LA JOLLA, CA – Hyundai continues to need more units of its Tucson model in the U.S., as the small CUV is in high demand.

Sales of the Tucson were up 24.9% January through July, and 51.5% in the month of July alone, when it sold a best-ever monthly tally of 11,257. Inventory in late July was 62 days, WardsAuto estimates, below the 68 day-supply average for light trucks last month. That's an improvement from April and May days’ supply of 59 and 57, respectively, but a bit down from June’s 67.

This year, Hyundai Motor America has been able to secure more Tucsons from its Ulsan, South Korea, plant, which assembles the model for the U.S., but it hasn’t been enough and it is looking for more, Mike O’Brien, vice president-product, corporate and digital planning for HMA, tells WardsAuto.

“Even though we’ve been increasing our allocation of production devoted to our market, it’s still something our dealers want more of,” he says. “We have the capacity to sell many more of those. Our biggest problem is not nearly enough of them. We’ve been suffering that since the very beginning.”

The current third-generation Tucson went on sale in summer 2015, with Hyundai then projecting it wouldn’t have enough units to meet U.S. demand. Rumors of North American production of the Korean-built vehicle, possibly via an expansion of Hyundai’s Montgomery, AL, plant, have yet to come to fruition.

The success of the Tucson is a rare bright spot for Hyundai in the U.S. this year. Brand sales are off 13.4% from January-July 2016 with the Tucson only one of two models in Hyundai’s lineup in the black vs. year-ago. The other? The Santa Fe midsize CUV, with volume running 1.4% above year-ago.

The Tucson’s January-July tally of 62,964 placed it first in sales in WardsAuto’s Small CUV segment, overtaking the Jeep Renegade which was the first-half leader. Some 61,885 Renegades were sold through July.

However, against other C-segment-based CUVs the Tucson has room to grow.
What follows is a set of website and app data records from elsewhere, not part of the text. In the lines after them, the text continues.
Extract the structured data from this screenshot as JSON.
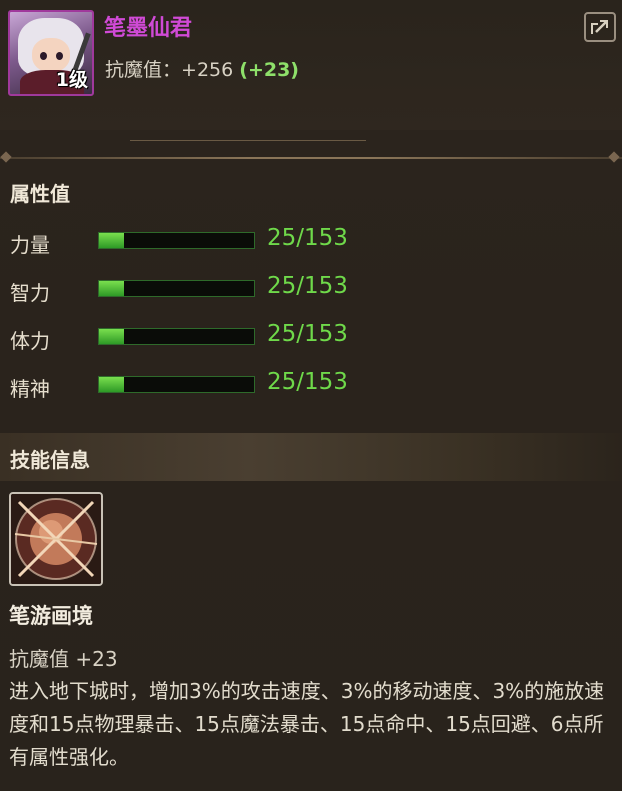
{
  "item": {
    "name": "笔墨仙君",
    "level_badge": "1级",
    "resist_label": "抗魔值",
    "resist_value": "+256",
    "resist_bonus": "(+23)"
  },
  "icons": {
    "share": "share-icon",
    "skill": "brush-orb-icon"
  },
  "attributes": {
    "title": "属性值",
    "rows": [
      {
        "label": "力量",
        "value": "25/153",
        "ratio": 0.163
      },
      {
        "label": "智力",
        "value": "25/153",
        "ratio": 0.163
      },
      {
        "label": "体力",
        "value": "25/153",
        "ratio": 0.163
      },
      {
        "label": "精神",
        "value": "25/153",
        "ratio": 0.163
      }
    ]
  },
  "skill": {
    "section_title": "技能信息",
    "name": "笔游画境",
    "resist": "抗魔值 +23",
    "description": "进入地下城时，增加3%的攻击速度、3%的移动速度、3%的施放速度和15点物理暴击、15点魔法暴击、15点命中、15点回避、6点所有属性强化。"
  },
  "colors": {
    "name": "#d04ad6",
    "bonus": "#8ee06a",
    "stat_value": "#6fd94a"
  }
}
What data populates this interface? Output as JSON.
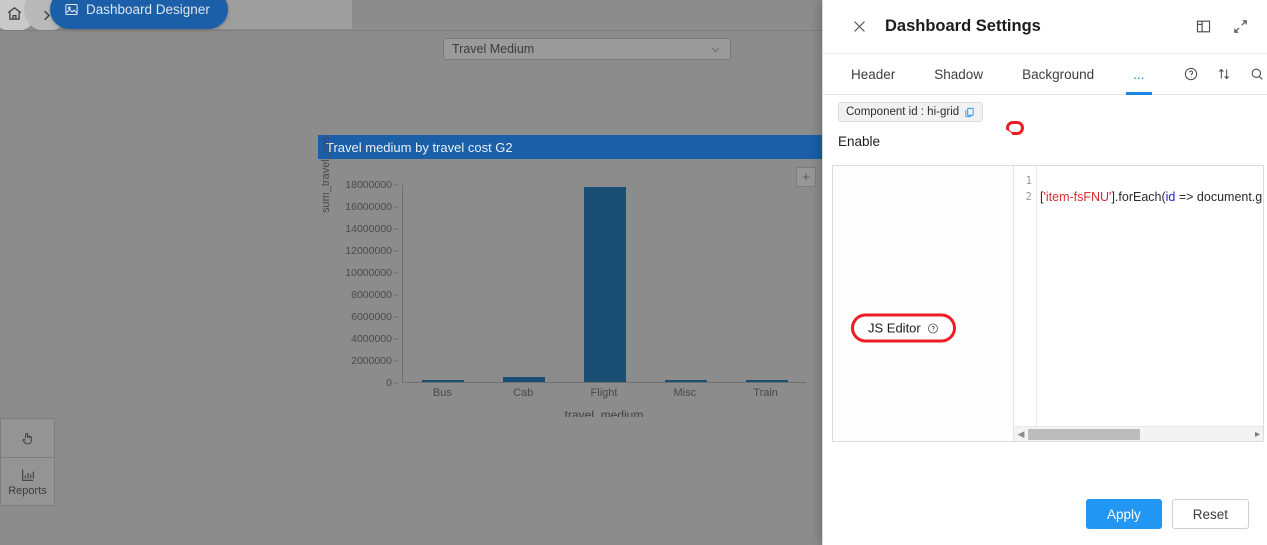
{
  "breadcrumb": {
    "home_icon": "home-icon",
    "chevron_icon": "chevron-right-icon",
    "active_icon": "dashboard-image-icon",
    "active_label": "Dashboard Designer"
  },
  "filter": {
    "label": "Travel Medium",
    "chevron": "chevron-down-icon"
  },
  "tool_rail": {
    "items": [
      {
        "icon": "hand-pointer-icon",
        "label": ""
      },
      {
        "icon": "bar-chart-icon",
        "label": "Reports"
      }
    ]
  },
  "chart_data": {
    "type": "bar",
    "title": "Travel medium by travel cost G2",
    "categories": [
      "Bus",
      "Cab",
      "Flight",
      "Misc",
      "Train"
    ],
    "values": [
      130000,
      430000,
      17700000,
      170000,
      140000
    ],
    "xlabel": "travel_medium",
    "ylabel": "sum_travel_cost",
    "ylim": [
      0,
      18000000
    ],
    "yticks": [
      0,
      2000000,
      4000000,
      6000000,
      8000000,
      10000000,
      12000000,
      14000000,
      16000000,
      18000000
    ],
    "ytick_labels": [
      "0",
      "2000000",
      "4000000",
      "6000000",
      "8000000",
      "10000000",
      "12000000",
      "14000000",
      "16000000",
      "18000000"
    ],
    "grid": false,
    "legend": null,
    "bar_color": "#1a4e72",
    "title_bar_color": "#1b5fa8",
    "expand_button_icon": "expand-icon"
  },
  "settings_panel": {
    "close_icon": "close-icon",
    "title": "Dashboard Settings",
    "header_actions": [
      {
        "icon": "layout-panel-icon"
      },
      {
        "icon": "expand-diagonal-icon"
      }
    ],
    "tabs": [
      {
        "label": "Header",
        "active": false
      },
      {
        "label": "Shadow",
        "active": false
      },
      {
        "label": "Background",
        "active": false
      },
      {
        "label": "...",
        "active": true
      }
    ],
    "tab_icons": [
      {
        "icon": "help-circle-icon"
      },
      {
        "icon": "sort-updown-icon"
      },
      {
        "icon": "search-icon"
      }
    ],
    "component_id": {
      "label": "Component id : hi-grid",
      "copy_icon": "copy-icon"
    },
    "enable": {
      "label": "Enable",
      "value": true,
      "highlight_color": "#ee1c25",
      "toggle_on_color": "#2196f3"
    },
    "js_editor": {
      "label": "JS Editor",
      "help_icon": "help-circle-icon",
      "highlight_color": "#ee1c25",
      "line_numbers": [
        "1",
        "2"
      ],
      "lines": [
        {
          "number": "1",
          "text": ""
        },
        {
          "number": "2",
          "prefix": "[",
          "string": "'item-fsFNU'",
          "mid": "].forEach(",
          "variable": "id",
          "suffix": " => document.g"
        }
      ],
      "scrollbar": {
        "left_arrow": "left-arrow-icon",
        "right_arrow": "right-arrow-icon"
      }
    },
    "footer": {
      "apply_label": "Apply",
      "reset_label": "Reset"
    }
  }
}
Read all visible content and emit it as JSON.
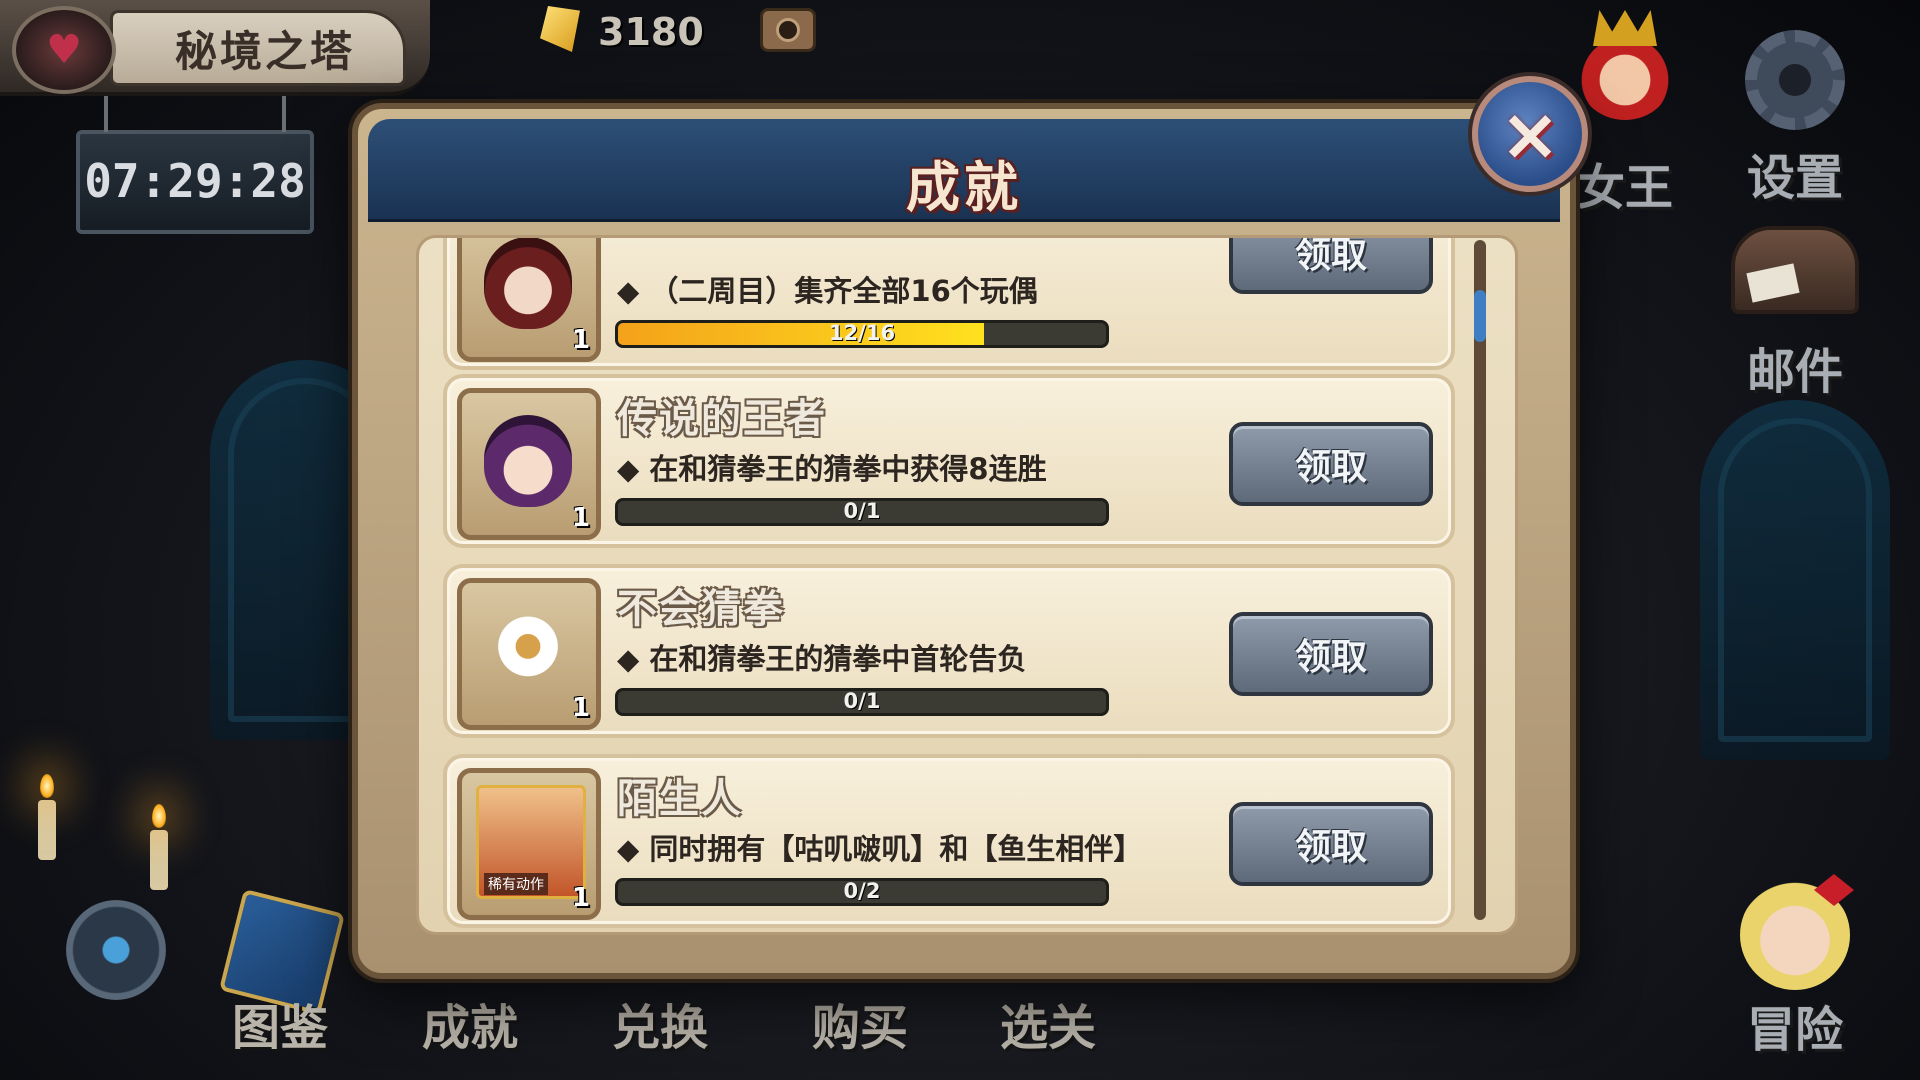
{
  "location": {
    "title": "秘境之塔"
  },
  "timer": "07:29:28",
  "currency": {
    "gems": "3180"
  },
  "right_menu": [
    {
      "label": "女王",
      "icon": "queen-crown-icon"
    },
    {
      "label": "设置",
      "icon": "gear-icon"
    },
    {
      "label": "邮件",
      "icon": "mailbox-icon"
    },
    {
      "label": "冒险",
      "icon": "adventure-character-icon"
    }
  ],
  "bottom_menu": [
    {
      "label": "图鉴"
    },
    {
      "label": "成就"
    },
    {
      "label": "兑换"
    },
    {
      "label": "购买"
    },
    {
      "label": "选关"
    }
  ],
  "modal": {
    "title": "成就",
    "close_icon": "×",
    "achievements": [
      {
        "name": "",
        "description": "◆ （二周目）集齐全部16个玩偶",
        "progress_text": "12/16",
        "progress": 0.75,
        "count": "1",
        "button": "领取"
      },
      {
        "name": "传说的王者",
        "description": "◆ 在和猜拳王的猜拳中获得8连胜",
        "progress_text": "0/1",
        "progress": 0,
        "count": "1",
        "button": "领取"
      },
      {
        "name": "不会猜拳",
        "description": "◆ 在和猜拳王的猜拳中首轮告负",
        "progress_text": "0/1",
        "progress": 0,
        "count": "1",
        "button": "领取"
      },
      {
        "name": "陌生人",
        "description": "◆ 同时拥有【咕叽啵叽】和【鱼生相伴】",
        "progress_text": "0/2",
        "progress": 0,
        "count": "1",
        "button": "领取",
        "badge": "稀有动作"
      }
    ]
  },
  "colors": {
    "progress_fill": "#ffd21e",
    "header_blue": "#2d4f77",
    "claim_button": "#7a8696"
  }
}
Toyota delivered 226,570 RAV4s through July, while Honda sold 219,017 CR-Vs. WardsAuto categorizes the Tucson as a small CUV as it is a few inches shorter in overall length than most C-segment-based competitors, most of which have grown to midsize proportions and fall into the Middle CUV segment.

Despite size constraints, O’Brien believes the Tucson is in the “sweet spot” of what vehicle buyers want at the moment.

“It’s got the right look, it’s got the right size and the right performance and value – and the right technology – in one package,” he says.

With the Tucson’s tally, as well as the 72,761 Santa Fe CUVs sold, Hyundai’s first-half light-truck share rose to 40%, up from 28% year-ago. That puts them ahead of some marques in light-truck share, a rare occurrence given they have been well behind. Some 63% of the 9,809,723 total light-vehicles sold through July in the U.S. were light trucks.

Hyundai’s gain in light-truck share equeates to losses in car sales. Through July, Hyundai sold 22.6% fewer cars, or roughly 70,000 units less, than in the first seven months of 2016.

HMA is hopeful the refreshed Sonata midsize sedan, now arriving at U.S. Hyundai dealers, can reverse that car’s 30.5% through-July slide. The automaker is trying to recapture the allure of the highly styled seventh-generation Sonata of ’11-’14 with the refreshed eighth-gen model.

HMA also believes its forthcoming subcompact CUV, the Kona, can boost sales. However it won’t arrive until spring 2018 and initially will be imported in low numbers from Korea.

While O’Brien is optimistic about the Tucson’s continued potential, he cautions any brand looking to CUVs as saviors is increasingly facing a tough environment. In the current new-vehicle sales downturn, warning signs are appearing for the trendy models.

“If you look at days-to-turn, if you look at incentive-as-a-percent-of-MSRP, you’re seeing tremendous stabilization going on across the market now. A year ago the incentives were higher on cars, days-to-turn was higher on cars, supply was higher on cars. And now, just in the last few months, you’re seeing the numbers for CUV and SUV climb, and pickup also. They’re becoming much closer to sedan.”

As an example of this, Hyundai was offering nearly the same amount of cash back on a ’17 Santa Fe CUV last month ($3,000) as on a ’17 Sonata sedan ($3,350), per Edmunds.com.

cschweinsberg@wardsauto.com